After the Maryland Transit Administration (MTA) official Mike Madden notified the Lyttonsville community that MTA will review the county's Purple Line rail yard, slated to be built in their community, the Lyttonsville Civic Association released the following statement:
The community expressed serious concerns during two recent meetings with MTA about new design options for the heavy industrial purple line support facility, which called for the rail yard and maintenance shop to be larger and built along the northern and eastern borders of the neighborhood. The new design also separated the community from the Capital Crescent Trail.
Earlier designs, supported by the community, had placed a smaller-scale facility on county-owned property to the west of the neighborhood, further from homes, and placed the trail closer to the community.
The community's main concern is the viability and future of Lyttonsville, a small, modest neighborhood between downtown Bethesda and downtown Silver Spring.
"We would like Lyttonsville and surrounding neighborhoods to share in any prosperity that the Purple Line might bring to the area," said Susan Buchanan of Lyttonsville. "The latest design proposal was a complete insult. It threatened to isolate all neighborhoods south of the Purple Line behind an industrial wasteland. Nobody would benefit from a 24-hour a day heavy industrial rail yard and maintenance shop in their back yard."
The community asked MTA to build the rail yard and maintenance shop to the west of the neighborhood on county-owned land to preserve the commercially zoned property on the neighborhood's northern and eastern borders for much needed jobs, tax revenues and possible future amenities.

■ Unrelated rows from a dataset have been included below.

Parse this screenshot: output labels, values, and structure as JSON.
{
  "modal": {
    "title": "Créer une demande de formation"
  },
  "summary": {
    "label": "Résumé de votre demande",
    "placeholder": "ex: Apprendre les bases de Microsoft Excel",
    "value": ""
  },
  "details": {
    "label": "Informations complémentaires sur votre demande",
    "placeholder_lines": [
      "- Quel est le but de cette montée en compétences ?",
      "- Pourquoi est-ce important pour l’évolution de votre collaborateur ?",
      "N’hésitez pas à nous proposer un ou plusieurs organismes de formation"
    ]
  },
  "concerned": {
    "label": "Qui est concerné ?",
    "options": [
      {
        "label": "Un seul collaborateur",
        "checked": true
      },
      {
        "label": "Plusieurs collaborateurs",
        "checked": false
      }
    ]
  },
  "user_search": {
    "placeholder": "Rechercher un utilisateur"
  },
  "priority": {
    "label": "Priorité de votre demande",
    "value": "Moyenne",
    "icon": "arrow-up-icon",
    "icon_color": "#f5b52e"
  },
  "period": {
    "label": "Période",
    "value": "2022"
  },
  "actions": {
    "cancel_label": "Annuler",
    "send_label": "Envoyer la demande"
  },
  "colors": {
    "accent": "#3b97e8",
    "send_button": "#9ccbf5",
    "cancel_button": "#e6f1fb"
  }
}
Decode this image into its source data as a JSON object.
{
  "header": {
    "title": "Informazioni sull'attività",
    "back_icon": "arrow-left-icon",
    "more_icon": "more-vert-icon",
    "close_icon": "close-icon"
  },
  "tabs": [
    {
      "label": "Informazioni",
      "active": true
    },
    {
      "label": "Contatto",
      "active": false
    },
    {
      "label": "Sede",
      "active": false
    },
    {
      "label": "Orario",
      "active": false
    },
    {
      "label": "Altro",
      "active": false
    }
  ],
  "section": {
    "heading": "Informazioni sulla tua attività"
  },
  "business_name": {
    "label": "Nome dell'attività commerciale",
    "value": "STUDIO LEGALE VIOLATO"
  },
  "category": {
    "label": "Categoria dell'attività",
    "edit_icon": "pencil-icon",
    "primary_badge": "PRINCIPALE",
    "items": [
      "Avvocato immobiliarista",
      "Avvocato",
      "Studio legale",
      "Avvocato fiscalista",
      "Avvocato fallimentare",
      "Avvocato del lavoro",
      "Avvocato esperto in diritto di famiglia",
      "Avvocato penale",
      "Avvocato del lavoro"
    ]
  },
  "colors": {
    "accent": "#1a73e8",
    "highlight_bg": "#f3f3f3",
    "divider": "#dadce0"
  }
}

Based on community concerns, MTA said it will evaluate shared use with nearby county facilities to the west of the neighborhood, other locations for the parking garage, options to enhance the trail and increase green space, options to increase bridge widths for wider sidewalks, minimizing the size of the yard and exploring landscaping and green roofing options.
"We're thankful that MTA has agreed to address our concerns and we look forward to seeing a new design proposal that moves the entire rail yard and support buildings back to the western side of the neighborhood where no one lives," Buchanan said.
MTA will contact the Lyttonsville Civic Association for further discussion upon completion of additional design studies.